Profile: Skylab artist in residence Jessica Langley

Melissa Starker, Columbus Alive

For centuries, the beauty of the natural world has inspired artists to put paint to surface. Pittsburgh artist Jessica Langley fits loosely into this category, but her view of the landscape is as critical as it is reverent, as hinted at by the title of her new show, "Killin' It."

The exhibition of paintings and mixed-media works coincides with Langley's month-long artist residency at Skylab, the first in a new program launched at the DIY arts space with support from the Greater Columbus Arts Council.

As Langley explained during last Friday's opening reception, the new body of work was colored by a project her husband, artist Ben Kinsley, was working on in her studio space.

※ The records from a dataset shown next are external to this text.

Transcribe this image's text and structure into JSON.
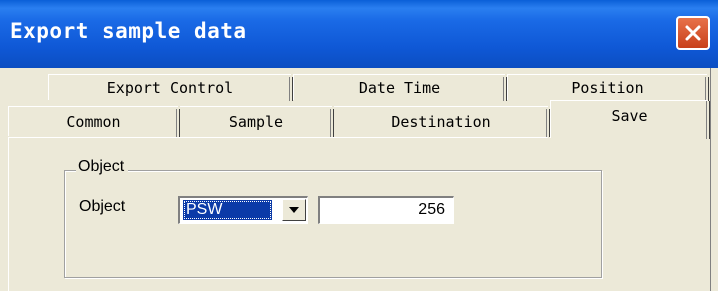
{
  "window": {
    "title": "Export sample data"
  },
  "tabs": {
    "row1": [
      {
        "label": "Export Control"
      },
      {
        "label": "Date Time"
      },
      {
        "label": "Position"
      }
    ],
    "row2": [
      {
        "label": "Common"
      },
      {
        "label": "Sample"
      },
      {
        "label": "Destination"
      },
      {
        "label": "Save",
        "selected": true
      }
    ]
  },
  "object_group": {
    "legend": "Object",
    "field_label": "Object",
    "selected_option": "PSW",
    "value": "256"
  },
  "icons": {
    "close": "close-x-icon",
    "dropdown": "chevron-down-icon"
  },
  "colors": {
    "titlebar": "#0f58d6",
    "close_button": "#d85a2e",
    "selection": "#0b3aa8",
    "panel": "#ece9d8"
  }
}
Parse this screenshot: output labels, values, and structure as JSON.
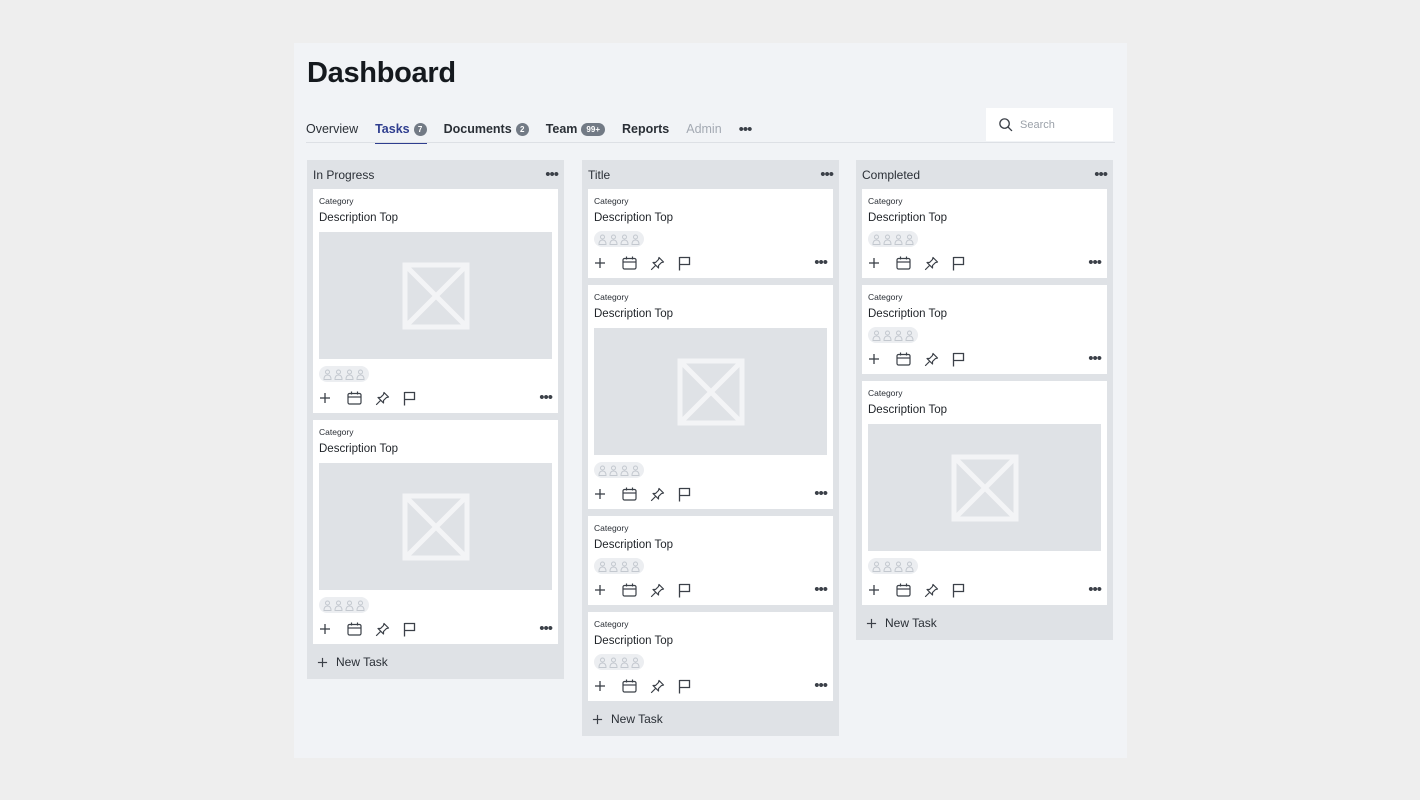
{
  "page": {
    "title": "Dashboard"
  },
  "tabs": [
    {
      "label": "Overview",
      "badge": ""
    },
    {
      "label": "Tasks",
      "badge": "7",
      "active": true
    },
    {
      "label": "Documents",
      "badge": "2"
    },
    {
      "label": "Team",
      "badge": "99+"
    },
    {
      "label": "Reports",
      "badge": ""
    },
    {
      "label": "Admin",
      "badge": "",
      "disabled": true
    }
  ],
  "tabs_more": "•••",
  "search": {
    "placeholder": "Search",
    "value": ""
  },
  "card_more": "•••",
  "new_task_label": "New Task",
  "columns": [
    {
      "title": "In Progress",
      "cards": [
        {
          "category": "Category",
          "description": "Description Top",
          "has_image": true
        },
        {
          "category": "Category",
          "description": "Description Top",
          "has_image": true
        }
      ]
    },
    {
      "title": "Title",
      "cards": [
        {
          "category": "Category",
          "description": "Description Top",
          "has_image": false
        },
        {
          "category": "Category",
          "description": "Description Top",
          "has_image": true
        },
        {
          "category": "Category",
          "description": "Description Top",
          "has_image": false
        },
        {
          "category": "Category",
          "description": "Description Top",
          "has_image": false
        }
      ]
    },
    {
      "title": "Completed",
      "cards": [
        {
          "category": "Category",
          "description": "Description Top",
          "has_image": false
        },
        {
          "category": "Category",
          "description": "Description Top",
          "has_image": false
        },
        {
          "category": "Category",
          "description": "Description Top",
          "has_image": true
        }
      ]
    }
  ],
  "colors": {
    "accent": "#2f3e8f",
    "page_bg": "#f1f3f6",
    "column_bg": "#dfe2e6",
    "card_bg": "#ffffff",
    "badge_bg": "#727a85",
    "disabled_text": "#a4aab3"
  },
  "icons": {
    "search": "search-icon",
    "card_actions": [
      "plus-icon",
      "calendar-icon",
      "pin-icon",
      "flag-icon"
    ],
    "placeholder": "image-placeholder-icon",
    "avatar": "user-icon"
  }
}
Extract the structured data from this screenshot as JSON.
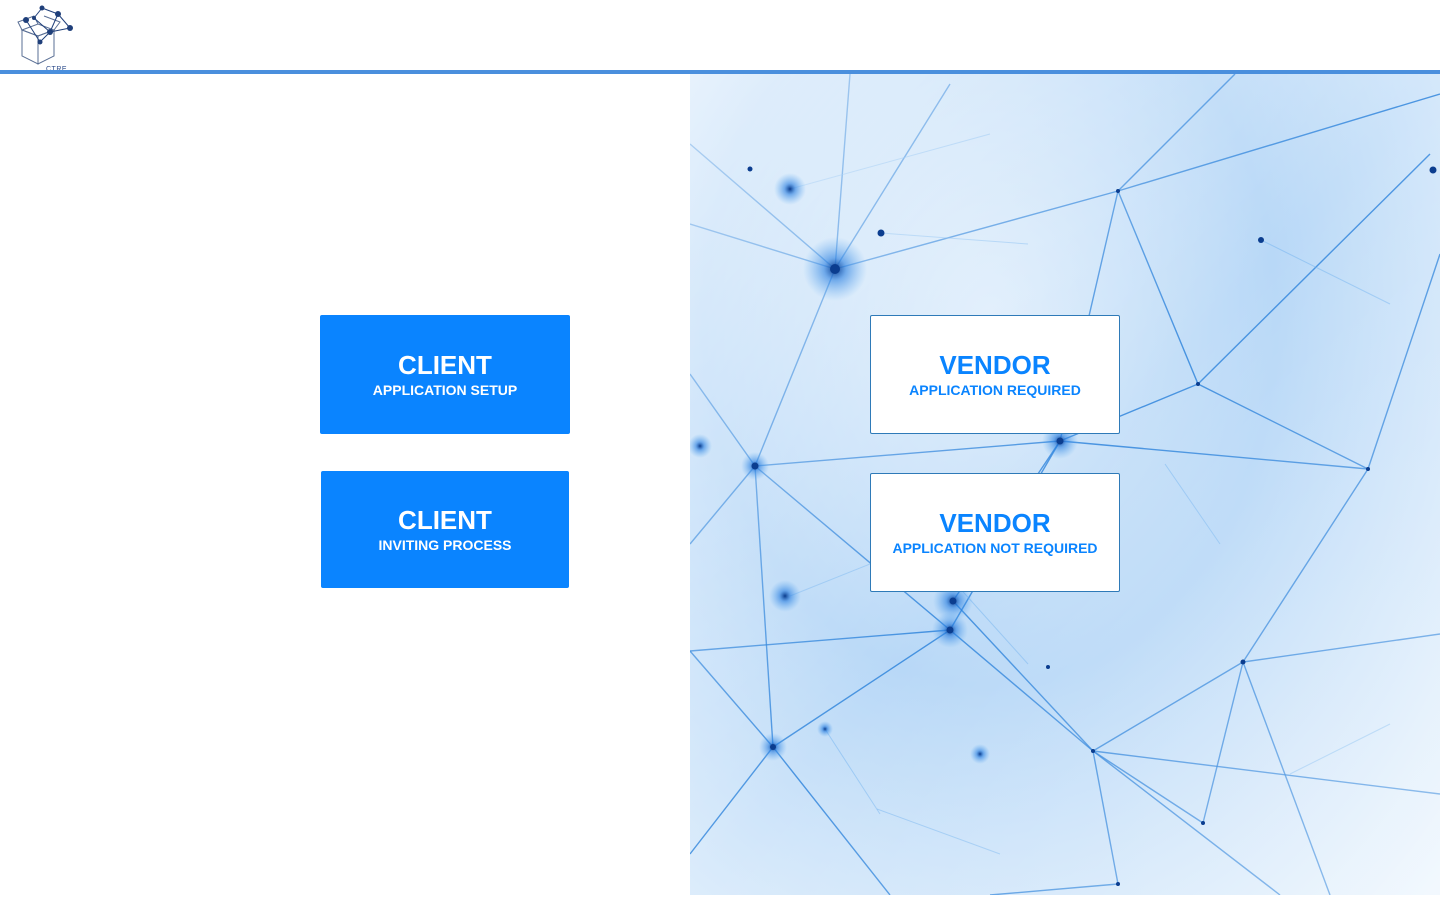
{
  "header": {
    "logo_text": "CTRE"
  },
  "client_buttons": [
    {
      "title": "CLIENT",
      "subtitle": "APPLICATION SETUP"
    },
    {
      "title": "CLIENT",
      "subtitle": "INVITING PROCESS"
    }
  ],
  "vendor_buttons": [
    {
      "title": "VENDOR",
      "subtitle": "APPLICATION REQUIRED"
    },
    {
      "title": "VENDOR",
      "subtitle": "APPLICATION NOT REQUIRED"
    }
  ],
  "colors": {
    "primary_blue": "#0a84ff",
    "header_rule": "#4a8fdd",
    "logo_navy": "#1f3f7a"
  },
  "icons": {
    "logo": "open-box-network-logo-icon",
    "background": "network-graph-background"
  }
}
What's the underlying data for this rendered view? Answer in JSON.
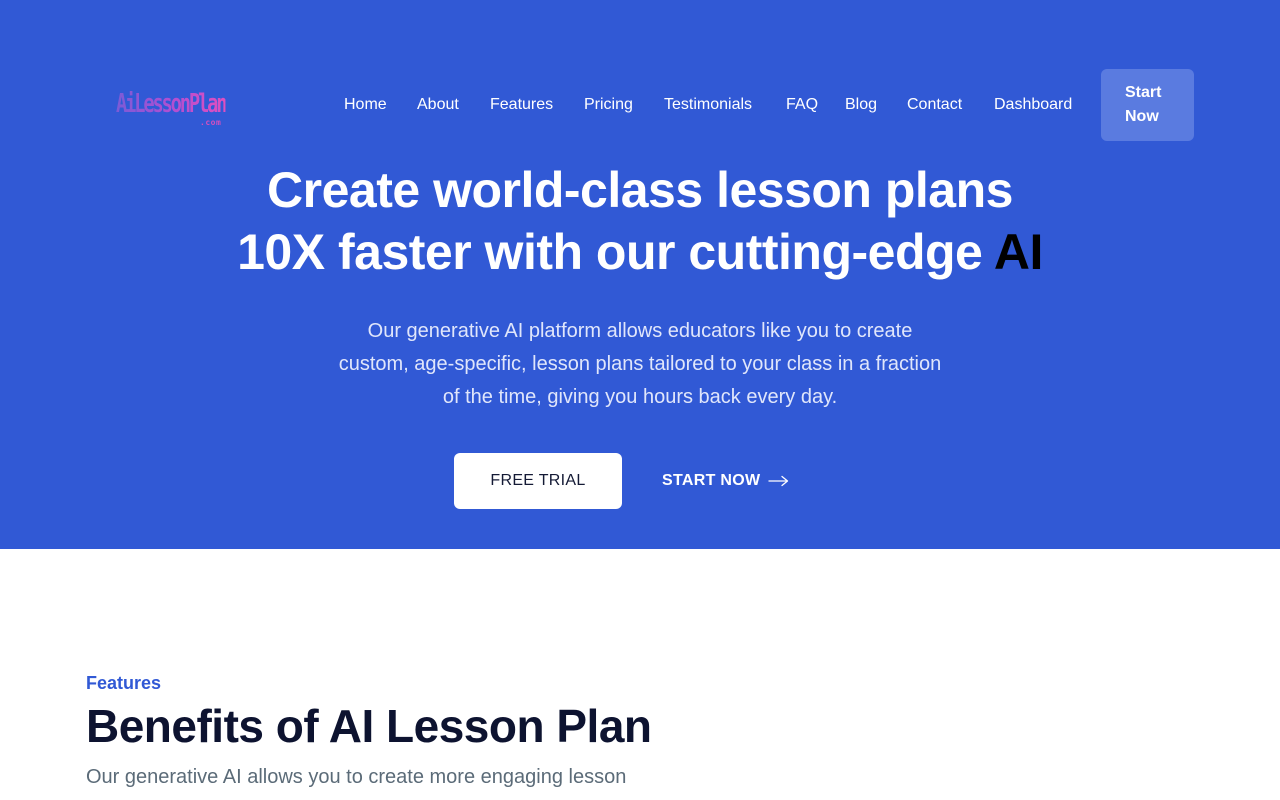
{
  "header": {
    "logo": {
      "text": "AiLessonPlan",
      "sub": ".com"
    },
    "nav": [
      {
        "label": "Home"
      },
      {
        "label": "About"
      },
      {
        "label": "Features"
      },
      {
        "label": "Pricing"
      },
      {
        "label": "Testimonials"
      },
      {
        "label": "FAQ"
      },
      {
        "label": "Blog"
      },
      {
        "label": "Contact"
      },
      {
        "label": "Dashboard"
      }
    ],
    "cta_label_line1": "Start",
    "cta_label_line2": "Now"
  },
  "hero": {
    "headline_line1": "Create world-class lesson plans",
    "headline_line2_main": "10X faster with our cutting-edge ",
    "headline_line2_accent": "AI",
    "subtitle": "Our generative AI platform allows educators like you to create custom, age-specific, lesson plans tailored to your class in a fraction of the time, giving you hours back every day.",
    "primary_button": "FREE TRIAL",
    "secondary_link": "START NOW",
    "secondary_icon": "arrow-right-icon"
  },
  "features": {
    "eyebrow": "Features",
    "title": "Benefits of AI Lesson Plan",
    "subtitle": "Our generative AI allows you to create more engaging lesson"
  },
  "colors": {
    "hero_bg": "#3159d5",
    "button_bg": "#5a7be0",
    "accent": "#3159d5",
    "title_text": "#0d1330"
  }
}
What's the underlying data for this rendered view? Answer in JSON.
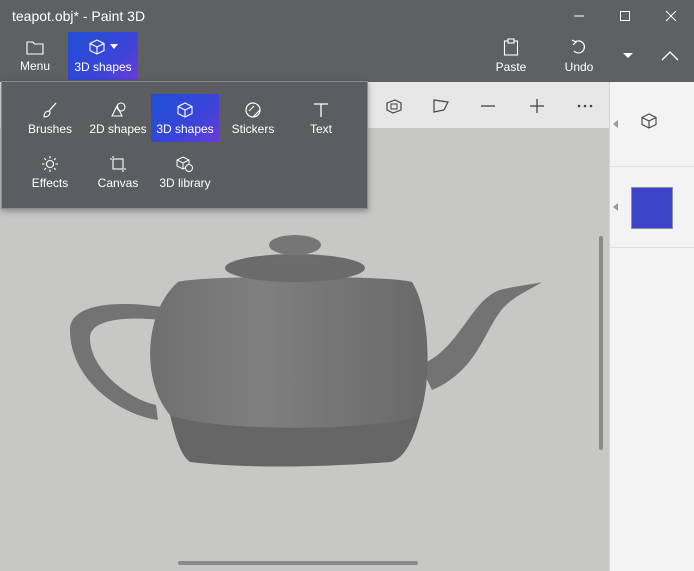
{
  "window": {
    "title": "teapot.obj* - Paint 3D"
  },
  "toolbar": {
    "menu_label": "Menu",
    "shapes3d_label": "3D shapes",
    "paste_label": "Paste",
    "undo_label": "Undo"
  },
  "dropdown": {
    "items": [
      {
        "label": "Brushes"
      },
      {
        "label": "2D shapes"
      },
      {
        "label": "3D shapes"
      },
      {
        "label": "Stickers"
      },
      {
        "label": "Text"
      },
      {
        "label": "Effects"
      },
      {
        "label": "Canvas"
      },
      {
        "label": "3D library"
      }
    ]
  },
  "panel": {
    "color_swatch": "#3b43c9"
  },
  "colors": {
    "accent": "#3a44d8",
    "chrome": "#5f6062",
    "canvas": "#c7c8c6"
  }
}
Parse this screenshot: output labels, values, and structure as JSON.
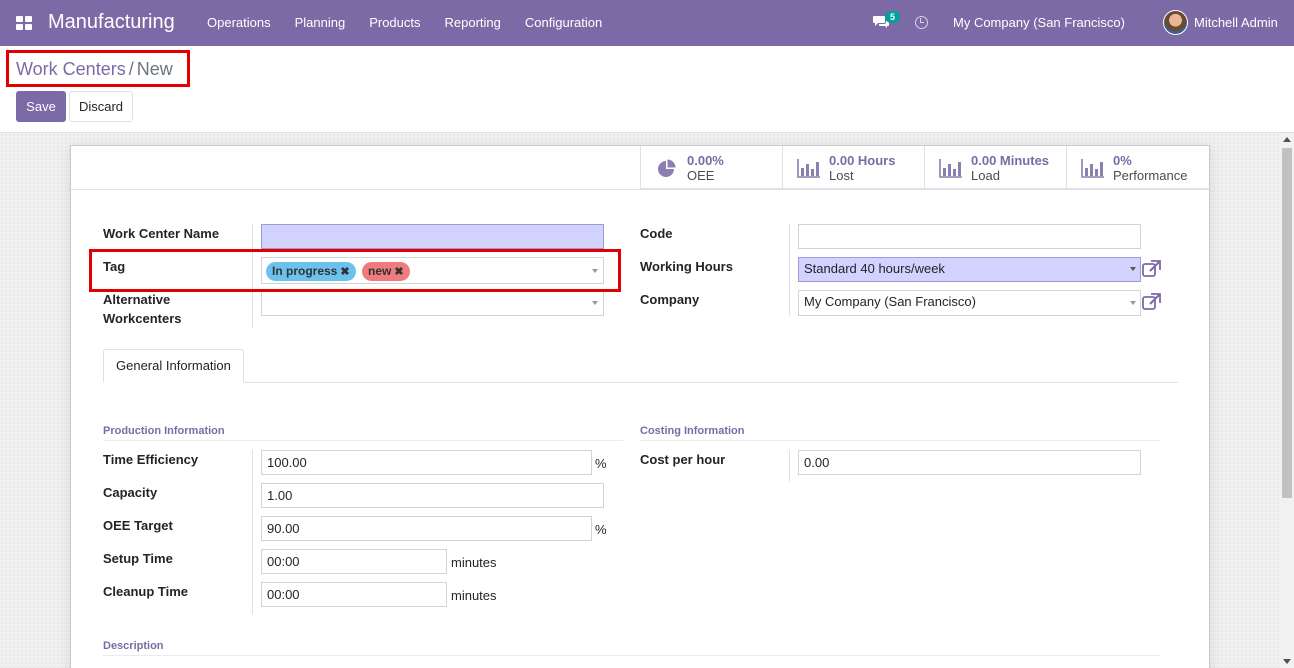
{
  "navbar": {
    "app_name": "Manufacturing",
    "menu": [
      "Operations",
      "Planning",
      "Products",
      "Reporting",
      "Configuration"
    ],
    "chat_count": "5",
    "company": "My Company (San Francisco)",
    "user": "Mitchell Admin"
  },
  "breadcrumb": {
    "parent": "Work Centers",
    "separator": "/",
    "current": "New"
  },
  "actions": {
    "save": "Save",
    "discard": "Discard"
  },
  "stats": [
    {
      "value": "0.00%",
      "label": "OEE",
      "icon": "pie-chart-icon"
    },
    {
      "value": "0.00 Hours",
      "label": "Lost",
      "icon": "bar-chart-icon"
    },
    {
      "value": "0.00 Minutes",
      "label": "Load",
      "icon": "bar-chart-icon"
    },
    {
      "value": "0%",
      "label": "Performance",
      "icon": "bar-chart-icon"
    }
  ],
  "form": {
    "work_center_name": {
      "label": "Work Center Name",
      "value": ""
    },
    "tag": {
      "label": "Tag",
      "tags": [
        "In progress",
        "new"
      ]
    },
    "alternative": {
      "label": "Alternative Workcenters",
      "value": ""
    },
    "code": {
      "label": "Code",
      "value": ""
    },
    "working_hours": {
      "label": "Working Hours",
      "value": "Standard 40 hours/week"
    },
    "company": {
      "label": "Company",
      "value": "My Company (San Francisco)"
    }
  },
  "tabs": [
    "General Information"
  ],
  "production": {
    "title": "Production Information",
    "time_efficiency": {
      "label": "Time Efficiency",
      "value": "100.00",
      "unit": "%"
    },
    "capacity": {
      "label": "Capacity",
      "value": "1.00"
    },
    "oee_target": {
      "label": "OEE Target",
      "value": "90.00",
      "unit": "%"
    },
    "setup_time": {
      "label": "Setup Time",
      "value": "00:00",
      "unit": "minutes"
    },
    "cleanup_time": {
      "label": "Cleanup Time",
      "value": "00:00",
      "unit": "minutes"
    }
  },
  "costing": {
    "title": "Costing Information",
    "cost_per_hour": {
      "label": "Cost per hour",
      "value": "0.00"
    }
  },
  "description": {
    "title": "Description"
  },
  "colors": {
    "brand": "#7c6aa6",
    "highlight": "#e00000",
    "tag_in_progress": "#6cc1ed",
    "tag_new": "#ee7c7c"
  }
}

"It's called 'The End is Nigh.' It resonated with me, this impending sense of doom, and that's what the show is about," she said.

A selection of large oil paintings created from Langley's own travel photos features the standard landscape elements of trees, waterways, mountains and skies. But the works fix on signs of human-wrought destruction - a lake left dead by acid rain in the Adirondacks and marked by Langley in DayGlo and black, or a teepee of twigs in a Rocky Mountains landscape made barren by a pine beetle population that has exploded thanks to rising global temperatures.

Small, mixed-media works cover swirls of color and cutouts of imagery from outdoor sporting goods catalogues with drips of black, slurry-like goo and painted phrases that project apathy. Langley also experiments with sculpture in the "I Don't Know" series, in which splashy paper forms of black and neon green swallow postcard-perfect images of the American West.

"Even though they're pretty, the material is very sad," Langley said, but the beauty of her brushwork - and Langley's acid-dipped sense of humor - drive her point home with extraordinary force. During a walk-through she dropped references ranging from the Romantic landscape painters of the Hudson River School to the green slime flung on Nickelodeon's "You Can't Do That on Television."

While in Columbus, Langley will explore new projects using photography and text, including a 'zine and a series of screen prints to be made in Skylab's workshop. For random thoughts and updates, follow her on Twitter under the handle @lessjangley.


Through June 8

57 E. Gay St., Downtown